Small robot hand delicate enough to handle snail eggsMarie Donlon | October 20, 2021
Researchers from Ajou University and Sungkyunkwan University in South Korea have created a tiny, soft robotic hand that can both clutch objects without damaging them while simultaneously measuring their temperatures.
Like most human hands, the gripper features five fingers, each of which measures a little more than half a centimeter in length and roughly eight times the width of a human hair. According to the researchers, the gripper fingers are led by muscles composed of a shape memory polymer that alters its shape when electricity is introduced and subsequently rebounds when electricity is removed. Additionally, each of the five fingers also features tiny sensors that are capable of measuring heat, vibrations and pressure.
When tested, the team determined that the simultaneously gentle yet strong robotic hand could open tiny bottles and cradle delicate salmon eggs. Likewise, the robotic hand, weighing just 25.4 milligrams, proved capable of also cradling heavier objects weighing as much as 30 grams.
Additionally, researchers demonstrated that the robotic hand could cradle snail eggs, keeping them warm by administering small amounts of heat until they hatched, and measuring the heart rate of the newly hatched snail. Also in the lab, the researchers demonstrated that the hand could handle a blood vein in a live pig without halting blood flow.
Such demonstrations suggest that the technology, according to the researchers, could enable doctors to use the device to eventually maneuver tissue in human subjects.
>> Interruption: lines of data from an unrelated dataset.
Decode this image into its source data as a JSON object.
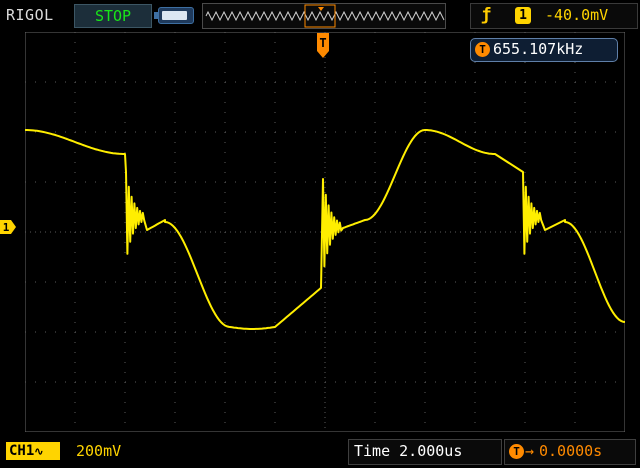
{
  "brand": "RIGOL",
  "run_state": "STOP",
  "trigger": {
    "edge_icon": "rising-edge-icon",
    "source": "1",
    "level": "-40.0mV"
  },
  "frequency": {
    "badge": "T",
    "value": "655.107kHz"
  },
  "channel": {
    "marker": "1",
    "label": "CH1",
    "coupling_icon": "ac-coupling-icon",
    "scale": "200mV"
  },
  "timebase": {
    "label": "Time",
    "value": "2.000us"
  },
  "trigger_offset": {
    "badge": "T",
    "arrow": "→",
    "value": "0.0000s"
  },
  "colors": {
    "trace": "#ffee00",
    "trigger_marker": "#ff8a00",
    "grid": "#5a5a5a",
    "run_state": "#19e619"
  }
}
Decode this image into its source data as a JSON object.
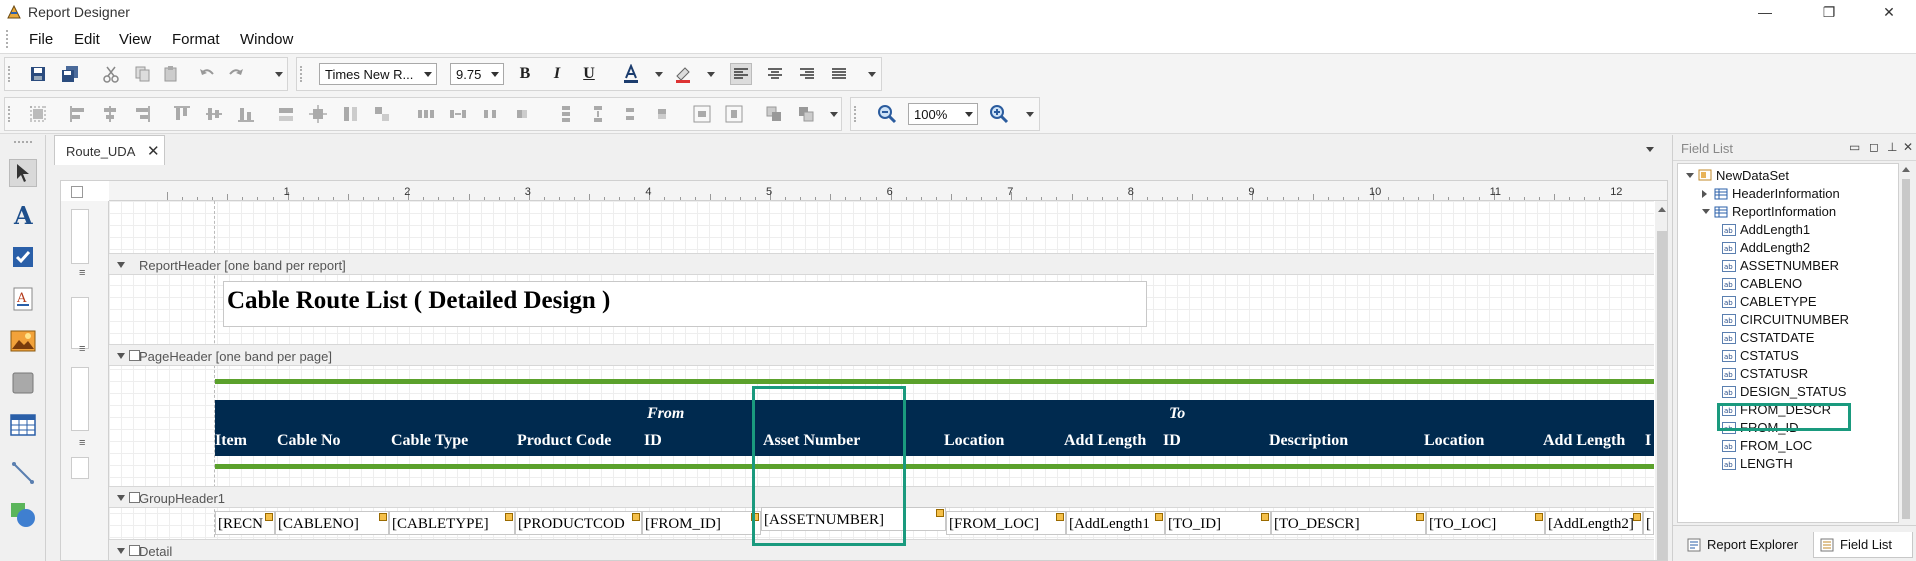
{
  "window": {
    "title": "Report Designer",
    "minimize": "—",
    "restore": "❐",
    "close": "✕"
  },
  "menu": {
    "items": [
      "File",
      "Edit",
      "View",
      "Format",
      "Window"
    ]
  },
  "toolbar": {
    "font_name": "Times New R...",
    "font_size": "9.75",
    "zoom": "100%",
    "bold_label": "B",
    "italic_label": "I",
    "underline_label": "U"
  },
  "document_tab": {
    "label": "Route_UDA",
    "close": "✕"
  },
  "ruler": {
    "numbers": [
      "1",
      "2",
      "3",
      "4",
      "5",
      "6",
      "7",
      "8",
      "9",
      "10",
      "11",
      "12"
    ]
  },
  "bands": {
    "report_header": "ReportHeader [one band per report]",
    "page_header": "PageHeader [one band per page]",
    "group_header": "GroupHeader1",
    "detail": "Detail"
  },
  "report": {
    "title": "Cable Route List ( Detailed Design )",
    "group_from": "From",
    "group_to": "To",
    "columns": [
      "Item",
      "Cable No",
      "Cable Type",
      "Product Code",
      "ID",
      "Asset Number",
      "Location",
      "Add Length",
      "ID",
      "Description",
      "Location",
      "Add Length",
      "I"
    ],
    "fields": [
      "[RECN",
      "[CABLENO]",
      "[CABLETYPE]",
      "[PRODUCTCOD",
      "[FROM_ID]",
      "[ASSETNUMBER]",
      "[FROM_LOC]",
      "[AddLength1",
      "[TO_ID]",
      "[TO_DESCR]",
      "[TO_LOC]",
      "[AddLength2]",
      "["
    ]
  },
  "field_list": {
    "title": "Field List",
    "dataset": "NewDataSet",
    "tables": [
      "HeaderInformation",
      "ReportInformation"
    ],
    "fields": [
      "AddLength1",
      "AddLength2",
      "ASSETNUMBER",
      "CABLENO",
      "CABLETYPE",
      "CIRCUITNUMBER",
      "CSTATDATE",
      "CSTATUS",
      "CSTATUSR",
      "DESIGN_STATUS",
      "FROM_DESCR",
      "FROM_ID",
      "FROM_LOC",
      "LENGTH"
    ],
    "highlighted_field": "ASSETNUMBER",
    "bottom_tabs": [
      "Report Explorer",
      "Field List"
    ]
  },
  "colors": {
    "header_bar": "#002a4f",
    "accent_line": "#5ba12c",
    "highlight": "#1a9a7e"
  }
}
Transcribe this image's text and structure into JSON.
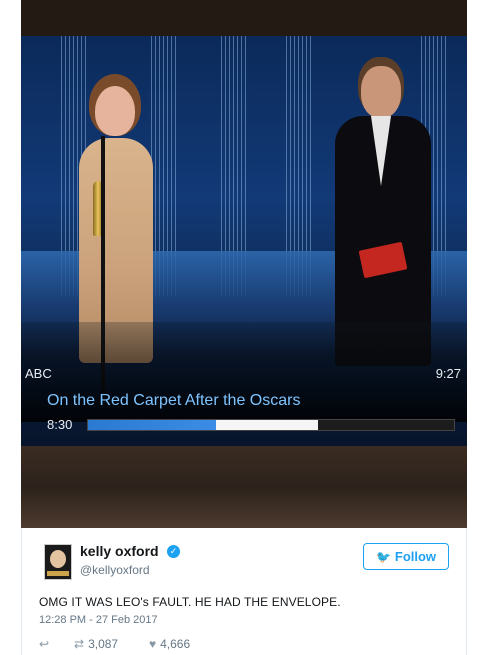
{
  "tv": {
    "network": "ABC",
    "clock": "9:27",
    "program_title": "On the Red Carpet After the Oscars",
    "program_time": "8:30",
    "progress_fraction": 0.35,
    "buffer_fraction": 0.63
  },
  "tweet": {
    "name": "kelly oxford",
    "handle": "@kellyoxford",
    "follow_label": "Follow",
    "text": "OMG IT WAS LEO's FAULT. HE HAD THE ENVELOPE.",
    "timestamp": "12:28 PM - 27 Feb 2017",
    "retweets": "3,087",
    "likes": "4,666"
  },
  "icons": {
    "verified": "verified-badge-icon",
    "reply": "reply-icon",
    "retweet": "retweet-icon",
    "like": "heart-icon",
    "follow": "twitter-bird-icon"
  },
  "colors": {
    "accent": "#1da1f2",
    "progress_blue": "#2b7ad1",
    "program_text": "#7fc4ff"
  }
}
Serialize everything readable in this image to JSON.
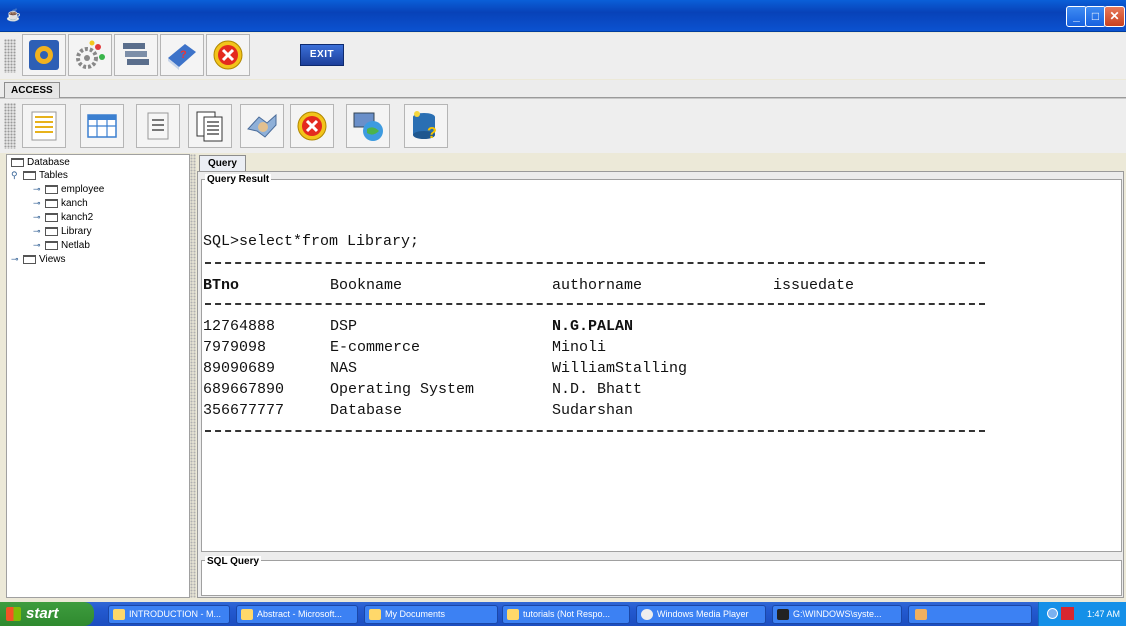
{
  "window": {
    "controls": {
      "minimize": "_",
      "maximize": "□",
      "close": "✕"
    }
  },
  "toolbar1": {
    "icons": [
      "database-settings-icon",
      "settings-gears-icon",
      "stack-icon",
      "book-help-icon",
      "cancel-icon"
    ],
    "exit_label": "EXIT"
  },
  "tabs": {
    "access": "ACCESS"
  },
  "toolbar2": {
    "icons": [
      "list-icon",
      "table-icon",
      "document-icon",
      "pages-icon",
      "handshake-icon",
      "cancel-icon",
      "network-globe-icon",
      "database-help-icon"
    ]
  },
  "tree": {
    "root": "Database",
    "tables_label": "Tables",
    "tables": [
      "employee",
      "kanch",
      "kanch2",
      "Library",
      "Netlab"
    ],
    "views_label": "Views"
  },
  "query": {
    "tab_label": "Query",
    "result_title": "Query Result",
    "sql_statement": "SQL>select*from Library;",
    "columns": [
      "BTno",
      "Bookname",
      "authorname",
      "issuedate"
    ],
    "rows": [
      [
        "12764888",
        "DSP",
        "N.G.PALAN",
        ""
      ],
      [
        "7979098",
        "E-commerce",
        "Minoli",
        ""
      ],
      [
        "89090689",
        "NAS",
        "WilliamStalling",
        ""
      ],
      [
        "689667890",
        "Operating System",
        "N.D. Bhatt",
        ""
      ],
      [
        "356677777",
        "Database",
        "Sudarshan",
        ""
      ]
    ],
    "sql_query_title": "SQL Query"
  },
  "taskbar": {
    "start_label": "start",
    "tasks": [
      "INTRODUCTION - M...",
      "Abstract - Microsoft...",
      "My Documents",
      "tutorials (Not Respo...",
      "Windows Media Player",
      "G:\\WINDOWS\\syste..."
    ],
    "clock": "1:47 AM"
  }
}
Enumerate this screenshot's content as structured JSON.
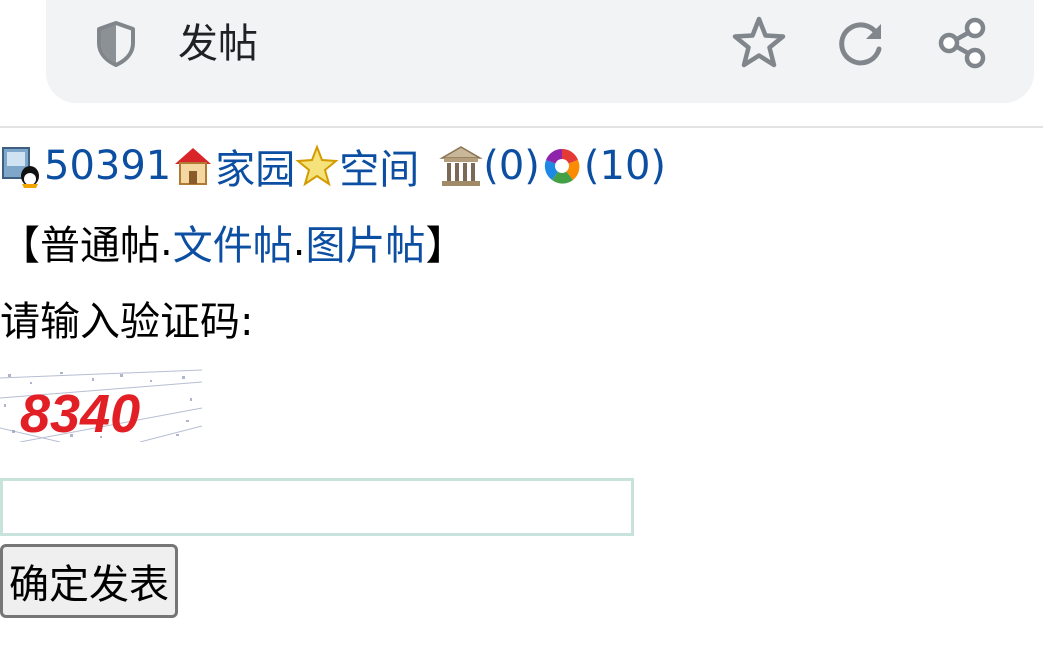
{
  "browser": {
    "page_title": "发帖",
    "icons": [
      "shield-icon",
      "star-icon",
      "reload-icon",
      "share-icon"
    ]
  },
  "user_bar": {
    "user_id": "50391",
    "home_link": "家园",
    "space_link": "空间",
    "mail_count": "(0)",
    "photo_count": "(10)"
  },
  "post_types": {
    "open_bracket": "【",
    "normal": "普通帖",
    "sep1": ".",
    "file": "文件帖",
    "sep2": ".",
    "image": "图片帖",
    "close_bracket": "】"
  },
  "captcha": {
    "prompt": "请输入验证码:",
    "code": "8340",
    "input_value": ""
  },
  "submit_label": "确定发表",
  "colors": {
    "link": "#0b4ea2",
    "toolbar_bg": "#f1f3f4",
    "captcha_text": "#e31f26"
  }
}
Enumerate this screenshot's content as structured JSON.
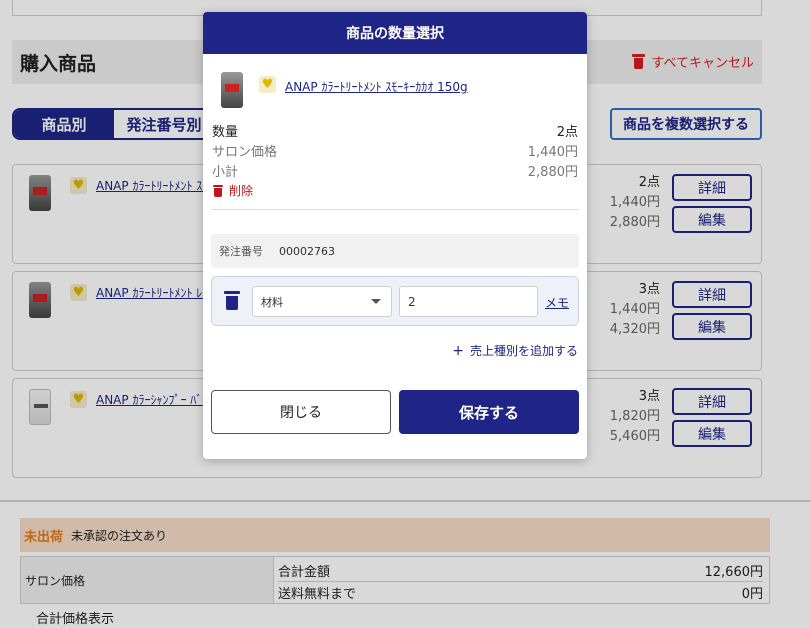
{
  "page": {
    "purchase_title": "購入商品",
    "cancel_all": "すべてキャンセル",
    "tabs": [
      {
        "label": "商品別",
        "active": true
      },
      {
        "label": "発注番号別",
        "active": false
      }
    ],
    "multi_select_label": "商品を複数選択する",
    "items": [
      {
        "name": "ANAP ｶﾗｰﾄﾘｰﾄﾒﾝﾄ ｽﾓ",
        "qty": "2点",
        "unit_price": "1,440円",
        "subtotal": "2,880円"
      },
      {
        "name": "ANAP ｶﾗｰﾄﾘｰﾄﾒﾝﾄ ﾚｯ",
        "qty": "3点",
        "unit_price": "1,440円",
        "subtotal": "4,320円"
      },
      {
        "name": "ANAP ｶﾗｰｼｬﾝﾌﾟｰ ﾊﾞｲ",
        "qty": "3点",
        "unit_price": "1,820円",
        "subtotal": "5,460円"
      }
    ],
    "detail_label": "詳細",
    "edit_label": "編集",
    "unshipped_tag": "未出荷",
    "unshipped_note": "未承認の注文あり",
    "salon_price_label": "サロン価格",
    "total_label": "合計金額",
    "total_value": "12,660円",
    "free_shipping_label": "送料無料まで",
    "free_shipping_value": "0円",
    "total_display_label": "合計価格表示"
  },
  "modal": {
    "title": "商品の数量選択",
    "product_name": "ANAP ｶﾗｰﾄﾘｰﾄﾒﾝﾄ ｽﾓｰｷｰｶｶｵ 150g",
    "quantity_label": "数量",
    "quantity_value": "2点",
    "salon_price_label": "サロン価格",
    "salon_price_value": "1,440円",
    "subtotal_label": "小計",
    "subtotal_value": "2,880円",
    "delete_label": "削除",
    "order_number_label": "発注番号",
    "order_number_value": "00002763",
    "sales_type_selected": "材料",
    "quantity_input_value": "2",
    "memo_label": "メモ",
    "add_sales_type_label": "売上種別を追加する",
    "close_label": "閉じる",
    "save_label": "保存する"
  },
  "colors": {
    "primary": "#1e2586",
    "danger": "#d41f1f",
    "unshipped_bg": "#f6dcc6",
    "unshipped_text": "#e07b1a"
  },
  "icons": [
    "trash-icon",
    "heart-icon",
    "chevron-down-icon",
    "plus-icon"
  ]
}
The study, Vital signal sensing and manipulation of a microscale organ with a multifunctional soft gripper, appears in the journal Science Robotics.